You can grow your business and brand relatively quickly. Over the last seven years, we've expanded to a team of 10 at the Turtle Tots head office, with a managing director who's dedicated to supporting our franchisees. But it's not easy. Your success relies on you recruiting high-calibre franchisees who are passionate about your brand.
And what about the disadvantages of franchising?
There are very few in my opinion! One potential risk is that your franchisees become disinterested, so we constantly improve and evolve our offering, to stay ahead of the competition and give our franchisees great value.
What's life like for Turtle Tots, post-franchise?
It's very different – rather than working 'in' Turtle Tots, we now have a more holistic view and focus on supporting our franchisees, so they can grow and be profitable. We think more strategically about future expansion to take advantage of potential opportunities, like international markets.
Finally, what advice do you have for would-be franchisers?
Get as much advice as possible, and research the market thoroughly. Visit a franchise exhibition and speak to other franchisers – and franchisees – about their experiences. If you're a woman, there's an organisation called Encouraging Women Into Franchising (EWIF) that's worth looking at, too.

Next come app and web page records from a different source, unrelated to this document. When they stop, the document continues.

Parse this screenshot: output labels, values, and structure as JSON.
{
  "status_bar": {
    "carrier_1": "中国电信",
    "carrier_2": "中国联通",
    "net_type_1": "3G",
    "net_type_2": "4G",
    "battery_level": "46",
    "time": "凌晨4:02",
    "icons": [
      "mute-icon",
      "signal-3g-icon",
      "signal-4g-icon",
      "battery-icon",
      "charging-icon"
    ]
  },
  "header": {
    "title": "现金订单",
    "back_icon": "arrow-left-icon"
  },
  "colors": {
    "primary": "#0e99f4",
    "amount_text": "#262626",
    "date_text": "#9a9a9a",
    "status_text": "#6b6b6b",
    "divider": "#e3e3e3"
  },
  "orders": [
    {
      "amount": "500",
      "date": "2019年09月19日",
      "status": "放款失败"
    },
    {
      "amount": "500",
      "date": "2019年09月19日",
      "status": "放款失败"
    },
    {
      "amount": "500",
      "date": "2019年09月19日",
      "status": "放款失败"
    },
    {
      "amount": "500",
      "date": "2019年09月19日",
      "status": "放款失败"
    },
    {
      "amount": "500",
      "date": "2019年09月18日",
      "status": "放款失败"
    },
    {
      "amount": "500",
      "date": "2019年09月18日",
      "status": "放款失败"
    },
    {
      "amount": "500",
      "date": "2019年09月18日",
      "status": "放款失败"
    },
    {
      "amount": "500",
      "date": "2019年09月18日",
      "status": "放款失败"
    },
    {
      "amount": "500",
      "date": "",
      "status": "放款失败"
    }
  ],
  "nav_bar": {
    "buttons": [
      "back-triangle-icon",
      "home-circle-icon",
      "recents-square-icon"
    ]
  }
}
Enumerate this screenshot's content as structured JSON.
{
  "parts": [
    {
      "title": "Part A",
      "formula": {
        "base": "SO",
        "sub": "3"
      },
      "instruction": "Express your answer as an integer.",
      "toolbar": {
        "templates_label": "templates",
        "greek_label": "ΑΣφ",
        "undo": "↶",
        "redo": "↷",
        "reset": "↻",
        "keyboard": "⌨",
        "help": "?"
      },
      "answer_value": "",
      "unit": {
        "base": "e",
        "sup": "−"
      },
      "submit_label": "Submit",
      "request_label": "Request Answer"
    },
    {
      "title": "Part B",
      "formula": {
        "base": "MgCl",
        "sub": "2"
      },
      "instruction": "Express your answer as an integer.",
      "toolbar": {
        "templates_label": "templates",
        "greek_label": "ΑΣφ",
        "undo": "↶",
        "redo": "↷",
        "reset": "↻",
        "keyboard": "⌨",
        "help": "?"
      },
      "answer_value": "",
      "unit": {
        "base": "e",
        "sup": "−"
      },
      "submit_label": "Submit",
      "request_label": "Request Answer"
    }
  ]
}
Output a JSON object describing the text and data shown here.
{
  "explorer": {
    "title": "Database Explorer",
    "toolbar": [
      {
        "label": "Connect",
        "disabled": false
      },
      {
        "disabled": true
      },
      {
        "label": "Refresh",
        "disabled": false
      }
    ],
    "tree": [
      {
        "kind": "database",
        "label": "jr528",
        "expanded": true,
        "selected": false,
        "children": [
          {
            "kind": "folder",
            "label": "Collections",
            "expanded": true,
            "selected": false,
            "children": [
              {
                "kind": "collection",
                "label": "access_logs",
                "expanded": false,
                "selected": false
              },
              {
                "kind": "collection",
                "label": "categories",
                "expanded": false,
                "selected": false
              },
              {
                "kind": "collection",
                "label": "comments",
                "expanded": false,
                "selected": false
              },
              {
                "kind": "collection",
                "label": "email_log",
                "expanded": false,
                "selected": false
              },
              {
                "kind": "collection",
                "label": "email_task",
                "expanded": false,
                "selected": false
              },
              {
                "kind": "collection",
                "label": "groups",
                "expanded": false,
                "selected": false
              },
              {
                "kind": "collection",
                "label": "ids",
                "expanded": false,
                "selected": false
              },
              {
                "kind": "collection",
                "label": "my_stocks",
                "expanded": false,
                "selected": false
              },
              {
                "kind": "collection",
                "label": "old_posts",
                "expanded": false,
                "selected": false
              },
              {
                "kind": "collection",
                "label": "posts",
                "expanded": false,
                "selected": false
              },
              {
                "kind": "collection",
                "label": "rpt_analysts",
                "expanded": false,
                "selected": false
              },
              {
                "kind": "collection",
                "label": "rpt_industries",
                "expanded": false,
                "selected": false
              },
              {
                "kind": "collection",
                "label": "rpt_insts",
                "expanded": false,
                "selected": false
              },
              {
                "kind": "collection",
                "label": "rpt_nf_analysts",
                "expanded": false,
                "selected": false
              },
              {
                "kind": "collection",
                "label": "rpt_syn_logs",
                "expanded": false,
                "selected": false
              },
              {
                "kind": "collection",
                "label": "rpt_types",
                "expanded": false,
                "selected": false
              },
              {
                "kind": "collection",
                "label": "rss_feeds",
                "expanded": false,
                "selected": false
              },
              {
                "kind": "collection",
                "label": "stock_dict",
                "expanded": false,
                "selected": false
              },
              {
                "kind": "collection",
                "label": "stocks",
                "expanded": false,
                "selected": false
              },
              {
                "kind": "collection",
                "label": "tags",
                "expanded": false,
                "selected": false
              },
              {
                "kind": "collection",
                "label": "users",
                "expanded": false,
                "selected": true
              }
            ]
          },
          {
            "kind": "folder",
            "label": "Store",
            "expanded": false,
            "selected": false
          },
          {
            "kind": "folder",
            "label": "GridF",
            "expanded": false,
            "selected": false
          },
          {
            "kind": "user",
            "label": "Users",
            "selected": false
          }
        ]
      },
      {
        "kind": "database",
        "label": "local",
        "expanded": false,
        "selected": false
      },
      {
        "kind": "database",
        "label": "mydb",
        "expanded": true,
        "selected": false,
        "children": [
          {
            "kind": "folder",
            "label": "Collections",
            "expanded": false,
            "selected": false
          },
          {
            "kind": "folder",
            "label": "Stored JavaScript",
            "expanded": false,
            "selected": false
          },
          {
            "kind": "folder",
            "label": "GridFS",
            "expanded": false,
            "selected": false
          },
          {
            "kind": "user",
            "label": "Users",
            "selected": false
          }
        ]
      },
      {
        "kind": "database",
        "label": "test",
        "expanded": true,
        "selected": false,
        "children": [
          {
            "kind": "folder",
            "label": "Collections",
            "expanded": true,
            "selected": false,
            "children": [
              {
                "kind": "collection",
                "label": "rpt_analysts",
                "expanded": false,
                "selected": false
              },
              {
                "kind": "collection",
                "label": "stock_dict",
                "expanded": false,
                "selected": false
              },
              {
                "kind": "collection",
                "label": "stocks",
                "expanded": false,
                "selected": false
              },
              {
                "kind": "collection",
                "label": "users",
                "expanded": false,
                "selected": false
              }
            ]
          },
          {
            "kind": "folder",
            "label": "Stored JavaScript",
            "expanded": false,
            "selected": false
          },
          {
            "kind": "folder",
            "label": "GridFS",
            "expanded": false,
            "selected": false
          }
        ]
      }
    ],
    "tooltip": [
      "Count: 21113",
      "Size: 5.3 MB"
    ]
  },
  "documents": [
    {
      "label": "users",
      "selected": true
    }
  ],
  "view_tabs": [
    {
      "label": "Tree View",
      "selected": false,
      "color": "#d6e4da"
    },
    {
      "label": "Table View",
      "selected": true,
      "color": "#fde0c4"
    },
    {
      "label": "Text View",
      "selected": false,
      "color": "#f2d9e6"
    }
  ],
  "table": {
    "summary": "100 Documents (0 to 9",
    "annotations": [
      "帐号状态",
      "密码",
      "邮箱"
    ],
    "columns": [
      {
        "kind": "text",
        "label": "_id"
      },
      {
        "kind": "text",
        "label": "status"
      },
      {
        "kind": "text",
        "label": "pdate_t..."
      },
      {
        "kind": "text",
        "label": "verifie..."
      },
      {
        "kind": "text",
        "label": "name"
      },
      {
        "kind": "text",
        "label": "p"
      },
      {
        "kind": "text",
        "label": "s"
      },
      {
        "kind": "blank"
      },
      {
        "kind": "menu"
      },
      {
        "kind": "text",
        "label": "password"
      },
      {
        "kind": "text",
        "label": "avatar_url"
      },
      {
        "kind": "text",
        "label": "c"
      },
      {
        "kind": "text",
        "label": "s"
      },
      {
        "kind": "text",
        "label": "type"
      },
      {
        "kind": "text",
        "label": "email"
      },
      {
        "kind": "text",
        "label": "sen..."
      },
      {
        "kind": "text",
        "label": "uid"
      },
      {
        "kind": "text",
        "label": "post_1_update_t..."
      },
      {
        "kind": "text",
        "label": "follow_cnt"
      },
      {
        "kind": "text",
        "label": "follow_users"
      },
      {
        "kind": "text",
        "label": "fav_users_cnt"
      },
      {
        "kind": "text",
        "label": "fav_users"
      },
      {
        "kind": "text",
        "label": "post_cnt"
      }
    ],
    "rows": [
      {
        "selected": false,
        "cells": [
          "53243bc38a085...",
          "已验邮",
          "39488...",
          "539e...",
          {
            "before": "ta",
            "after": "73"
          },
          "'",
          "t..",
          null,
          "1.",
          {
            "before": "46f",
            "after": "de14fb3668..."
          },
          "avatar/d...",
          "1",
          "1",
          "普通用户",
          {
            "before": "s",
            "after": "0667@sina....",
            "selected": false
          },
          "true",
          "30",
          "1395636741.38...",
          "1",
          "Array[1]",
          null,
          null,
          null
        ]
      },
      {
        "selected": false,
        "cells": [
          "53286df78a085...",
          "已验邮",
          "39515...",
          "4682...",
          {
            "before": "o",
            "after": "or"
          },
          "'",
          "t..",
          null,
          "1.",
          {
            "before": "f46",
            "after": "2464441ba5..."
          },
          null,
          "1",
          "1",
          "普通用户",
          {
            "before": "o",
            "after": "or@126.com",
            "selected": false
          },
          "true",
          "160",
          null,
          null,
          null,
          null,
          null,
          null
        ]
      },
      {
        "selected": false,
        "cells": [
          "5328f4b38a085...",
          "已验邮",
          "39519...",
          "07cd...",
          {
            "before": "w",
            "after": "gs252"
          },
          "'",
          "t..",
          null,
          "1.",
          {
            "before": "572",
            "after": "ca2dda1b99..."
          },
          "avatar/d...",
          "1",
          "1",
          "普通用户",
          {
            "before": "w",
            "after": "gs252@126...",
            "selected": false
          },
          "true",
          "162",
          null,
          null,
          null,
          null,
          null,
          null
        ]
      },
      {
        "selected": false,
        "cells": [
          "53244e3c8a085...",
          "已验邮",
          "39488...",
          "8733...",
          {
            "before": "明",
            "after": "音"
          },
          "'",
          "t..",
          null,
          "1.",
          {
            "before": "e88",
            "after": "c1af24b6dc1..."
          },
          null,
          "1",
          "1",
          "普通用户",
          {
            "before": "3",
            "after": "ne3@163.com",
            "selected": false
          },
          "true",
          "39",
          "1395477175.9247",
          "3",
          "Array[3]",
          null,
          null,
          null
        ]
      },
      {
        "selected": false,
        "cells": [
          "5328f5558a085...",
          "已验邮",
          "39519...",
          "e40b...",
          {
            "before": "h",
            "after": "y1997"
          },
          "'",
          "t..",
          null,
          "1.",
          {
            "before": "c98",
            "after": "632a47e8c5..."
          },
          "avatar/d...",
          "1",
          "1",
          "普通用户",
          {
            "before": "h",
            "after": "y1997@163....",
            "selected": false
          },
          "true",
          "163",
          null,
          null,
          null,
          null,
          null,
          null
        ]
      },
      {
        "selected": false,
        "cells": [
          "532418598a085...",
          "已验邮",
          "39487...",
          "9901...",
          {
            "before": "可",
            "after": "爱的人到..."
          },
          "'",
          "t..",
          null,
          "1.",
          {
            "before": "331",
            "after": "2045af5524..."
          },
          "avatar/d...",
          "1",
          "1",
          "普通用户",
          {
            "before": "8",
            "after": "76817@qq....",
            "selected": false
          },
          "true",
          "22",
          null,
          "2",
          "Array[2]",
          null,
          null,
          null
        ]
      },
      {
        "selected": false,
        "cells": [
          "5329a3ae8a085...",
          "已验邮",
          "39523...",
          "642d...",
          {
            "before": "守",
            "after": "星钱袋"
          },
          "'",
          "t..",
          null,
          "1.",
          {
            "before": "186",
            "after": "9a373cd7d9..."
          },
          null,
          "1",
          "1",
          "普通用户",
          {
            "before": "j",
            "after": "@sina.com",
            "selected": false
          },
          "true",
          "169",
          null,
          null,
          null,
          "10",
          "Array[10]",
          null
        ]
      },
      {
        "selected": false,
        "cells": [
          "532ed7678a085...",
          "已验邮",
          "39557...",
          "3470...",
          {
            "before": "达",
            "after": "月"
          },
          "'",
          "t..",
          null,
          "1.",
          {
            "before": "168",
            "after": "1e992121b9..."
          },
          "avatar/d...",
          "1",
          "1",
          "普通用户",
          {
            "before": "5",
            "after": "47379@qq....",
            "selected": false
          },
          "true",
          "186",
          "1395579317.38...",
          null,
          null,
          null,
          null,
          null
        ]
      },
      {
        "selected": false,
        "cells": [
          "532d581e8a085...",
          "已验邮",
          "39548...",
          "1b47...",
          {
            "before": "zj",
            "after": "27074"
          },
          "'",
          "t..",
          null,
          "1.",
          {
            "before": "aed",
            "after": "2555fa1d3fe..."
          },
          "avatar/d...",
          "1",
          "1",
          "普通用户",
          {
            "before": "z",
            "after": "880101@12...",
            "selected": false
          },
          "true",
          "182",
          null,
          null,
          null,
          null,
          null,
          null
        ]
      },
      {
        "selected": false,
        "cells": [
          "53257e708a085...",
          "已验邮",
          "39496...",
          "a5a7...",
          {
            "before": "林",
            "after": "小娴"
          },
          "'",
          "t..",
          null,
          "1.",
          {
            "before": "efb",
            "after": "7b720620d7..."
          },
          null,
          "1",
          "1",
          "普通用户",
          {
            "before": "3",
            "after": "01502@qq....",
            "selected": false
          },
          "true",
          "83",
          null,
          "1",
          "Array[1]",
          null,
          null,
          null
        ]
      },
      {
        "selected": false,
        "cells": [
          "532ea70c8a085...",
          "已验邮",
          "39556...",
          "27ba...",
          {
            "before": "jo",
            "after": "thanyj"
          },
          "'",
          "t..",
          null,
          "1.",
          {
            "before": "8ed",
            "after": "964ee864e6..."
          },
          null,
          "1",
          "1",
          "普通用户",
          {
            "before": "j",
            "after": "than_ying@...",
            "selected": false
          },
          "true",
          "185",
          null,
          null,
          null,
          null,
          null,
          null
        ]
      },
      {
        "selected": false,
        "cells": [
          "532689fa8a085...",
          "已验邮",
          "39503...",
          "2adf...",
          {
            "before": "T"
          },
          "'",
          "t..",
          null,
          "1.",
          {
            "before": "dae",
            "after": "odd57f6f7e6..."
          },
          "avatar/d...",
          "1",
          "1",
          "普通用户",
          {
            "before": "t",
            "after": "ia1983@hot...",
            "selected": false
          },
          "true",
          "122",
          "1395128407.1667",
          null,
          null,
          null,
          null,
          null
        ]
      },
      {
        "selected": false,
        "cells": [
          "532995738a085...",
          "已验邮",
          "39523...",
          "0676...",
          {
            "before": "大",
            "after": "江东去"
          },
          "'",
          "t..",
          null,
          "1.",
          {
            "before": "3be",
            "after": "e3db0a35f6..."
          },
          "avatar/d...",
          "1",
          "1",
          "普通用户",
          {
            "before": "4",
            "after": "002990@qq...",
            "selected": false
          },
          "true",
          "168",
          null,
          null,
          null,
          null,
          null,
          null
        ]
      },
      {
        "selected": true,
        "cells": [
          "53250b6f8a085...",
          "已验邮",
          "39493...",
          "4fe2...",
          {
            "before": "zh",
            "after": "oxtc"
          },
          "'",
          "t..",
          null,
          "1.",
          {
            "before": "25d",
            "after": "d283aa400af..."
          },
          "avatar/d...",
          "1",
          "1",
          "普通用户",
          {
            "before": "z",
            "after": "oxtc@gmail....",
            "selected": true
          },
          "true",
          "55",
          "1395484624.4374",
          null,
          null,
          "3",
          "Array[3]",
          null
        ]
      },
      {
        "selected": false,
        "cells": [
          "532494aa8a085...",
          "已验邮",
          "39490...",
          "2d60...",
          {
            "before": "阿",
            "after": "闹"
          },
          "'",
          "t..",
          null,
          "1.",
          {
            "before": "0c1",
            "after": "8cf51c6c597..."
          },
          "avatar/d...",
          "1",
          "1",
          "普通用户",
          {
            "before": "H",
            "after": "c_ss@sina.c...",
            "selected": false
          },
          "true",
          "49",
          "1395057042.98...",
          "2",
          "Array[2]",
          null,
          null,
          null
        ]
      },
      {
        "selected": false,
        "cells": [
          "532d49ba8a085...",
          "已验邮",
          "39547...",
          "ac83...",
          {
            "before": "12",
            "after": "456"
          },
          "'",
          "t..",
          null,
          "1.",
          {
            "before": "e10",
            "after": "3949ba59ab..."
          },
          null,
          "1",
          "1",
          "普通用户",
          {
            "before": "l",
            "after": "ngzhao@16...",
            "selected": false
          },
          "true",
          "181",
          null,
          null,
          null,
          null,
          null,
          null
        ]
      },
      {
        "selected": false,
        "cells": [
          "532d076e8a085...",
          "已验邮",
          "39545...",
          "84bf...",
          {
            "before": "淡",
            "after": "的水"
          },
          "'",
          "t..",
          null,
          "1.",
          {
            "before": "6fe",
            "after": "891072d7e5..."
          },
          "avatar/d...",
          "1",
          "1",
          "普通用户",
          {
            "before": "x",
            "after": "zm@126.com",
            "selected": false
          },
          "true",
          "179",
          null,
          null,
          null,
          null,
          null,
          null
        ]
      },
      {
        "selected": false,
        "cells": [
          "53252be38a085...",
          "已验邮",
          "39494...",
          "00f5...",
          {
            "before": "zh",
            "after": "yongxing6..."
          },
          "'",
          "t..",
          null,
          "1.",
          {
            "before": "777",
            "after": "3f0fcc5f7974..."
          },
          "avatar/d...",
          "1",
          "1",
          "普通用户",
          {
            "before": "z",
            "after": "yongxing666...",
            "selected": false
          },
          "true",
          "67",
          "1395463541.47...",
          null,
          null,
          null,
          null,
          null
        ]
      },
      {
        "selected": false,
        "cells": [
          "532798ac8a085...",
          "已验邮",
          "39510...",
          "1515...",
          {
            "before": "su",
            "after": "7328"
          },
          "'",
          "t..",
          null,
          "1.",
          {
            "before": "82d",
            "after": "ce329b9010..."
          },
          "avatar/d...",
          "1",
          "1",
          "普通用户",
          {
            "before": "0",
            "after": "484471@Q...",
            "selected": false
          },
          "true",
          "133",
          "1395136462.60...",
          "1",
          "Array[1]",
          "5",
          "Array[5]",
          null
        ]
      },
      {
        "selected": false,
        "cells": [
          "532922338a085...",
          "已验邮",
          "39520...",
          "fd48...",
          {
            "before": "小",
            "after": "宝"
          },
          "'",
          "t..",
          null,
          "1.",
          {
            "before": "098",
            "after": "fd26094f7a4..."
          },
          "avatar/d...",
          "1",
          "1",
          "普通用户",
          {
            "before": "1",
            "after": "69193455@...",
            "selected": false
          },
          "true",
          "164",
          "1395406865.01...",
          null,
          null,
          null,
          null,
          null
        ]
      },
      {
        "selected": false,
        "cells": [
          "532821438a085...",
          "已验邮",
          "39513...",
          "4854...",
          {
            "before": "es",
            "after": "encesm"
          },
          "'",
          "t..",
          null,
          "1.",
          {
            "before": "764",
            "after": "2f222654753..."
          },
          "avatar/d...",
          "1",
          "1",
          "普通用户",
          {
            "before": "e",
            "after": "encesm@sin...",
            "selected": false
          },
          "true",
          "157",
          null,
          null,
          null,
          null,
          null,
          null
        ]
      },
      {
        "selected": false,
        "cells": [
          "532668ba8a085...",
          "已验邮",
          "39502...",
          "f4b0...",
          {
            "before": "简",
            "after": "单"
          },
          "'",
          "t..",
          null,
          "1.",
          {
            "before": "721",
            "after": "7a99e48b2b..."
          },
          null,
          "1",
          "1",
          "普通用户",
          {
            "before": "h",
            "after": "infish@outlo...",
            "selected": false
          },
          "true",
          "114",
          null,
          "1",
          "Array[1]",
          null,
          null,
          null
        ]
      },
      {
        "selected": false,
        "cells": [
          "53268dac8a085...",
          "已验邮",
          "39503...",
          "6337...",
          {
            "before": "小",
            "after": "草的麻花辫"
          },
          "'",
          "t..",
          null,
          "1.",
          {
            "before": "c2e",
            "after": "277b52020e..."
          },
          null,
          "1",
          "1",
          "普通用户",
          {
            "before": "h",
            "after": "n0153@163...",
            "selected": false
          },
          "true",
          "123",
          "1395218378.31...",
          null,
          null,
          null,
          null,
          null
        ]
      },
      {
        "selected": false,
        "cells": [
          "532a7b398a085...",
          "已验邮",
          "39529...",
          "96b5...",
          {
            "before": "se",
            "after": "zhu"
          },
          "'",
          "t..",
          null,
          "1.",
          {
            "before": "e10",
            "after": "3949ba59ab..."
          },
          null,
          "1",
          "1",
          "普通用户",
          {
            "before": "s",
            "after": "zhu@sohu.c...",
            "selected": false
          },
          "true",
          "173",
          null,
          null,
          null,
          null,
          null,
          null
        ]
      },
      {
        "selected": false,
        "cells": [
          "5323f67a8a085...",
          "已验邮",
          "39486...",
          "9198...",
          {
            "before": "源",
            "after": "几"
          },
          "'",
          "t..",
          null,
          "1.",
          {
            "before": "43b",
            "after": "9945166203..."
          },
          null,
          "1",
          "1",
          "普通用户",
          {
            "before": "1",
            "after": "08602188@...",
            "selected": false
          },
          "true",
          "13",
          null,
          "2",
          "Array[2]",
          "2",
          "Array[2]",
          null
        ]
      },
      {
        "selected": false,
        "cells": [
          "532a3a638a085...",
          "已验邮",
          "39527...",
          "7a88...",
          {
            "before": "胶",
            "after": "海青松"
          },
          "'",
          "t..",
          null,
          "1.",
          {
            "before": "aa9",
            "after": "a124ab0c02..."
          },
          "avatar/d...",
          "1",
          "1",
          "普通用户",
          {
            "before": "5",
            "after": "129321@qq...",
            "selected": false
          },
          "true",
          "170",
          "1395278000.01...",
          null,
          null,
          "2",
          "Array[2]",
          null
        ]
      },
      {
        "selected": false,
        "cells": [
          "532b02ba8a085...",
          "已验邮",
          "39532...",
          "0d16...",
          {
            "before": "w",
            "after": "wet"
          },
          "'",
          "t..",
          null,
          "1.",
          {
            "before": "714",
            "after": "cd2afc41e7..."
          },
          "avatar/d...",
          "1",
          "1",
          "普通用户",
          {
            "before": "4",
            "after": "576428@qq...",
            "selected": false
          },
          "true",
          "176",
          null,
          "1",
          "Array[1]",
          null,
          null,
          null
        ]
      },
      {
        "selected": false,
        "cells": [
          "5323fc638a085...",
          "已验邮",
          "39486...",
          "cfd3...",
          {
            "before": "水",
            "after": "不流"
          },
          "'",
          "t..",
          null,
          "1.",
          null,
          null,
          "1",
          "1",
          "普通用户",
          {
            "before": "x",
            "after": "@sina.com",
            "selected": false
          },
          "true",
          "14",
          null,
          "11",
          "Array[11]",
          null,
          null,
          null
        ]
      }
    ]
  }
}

Lastly, don't cut corners. Invest properly in trademarking your brand and drawing up a comprehensive franchise agreement. It's worth it in the long run.
Feeling inspired to franchise your own business? Read independent franchise consultant Krishma Vaghela's top tips for getting started.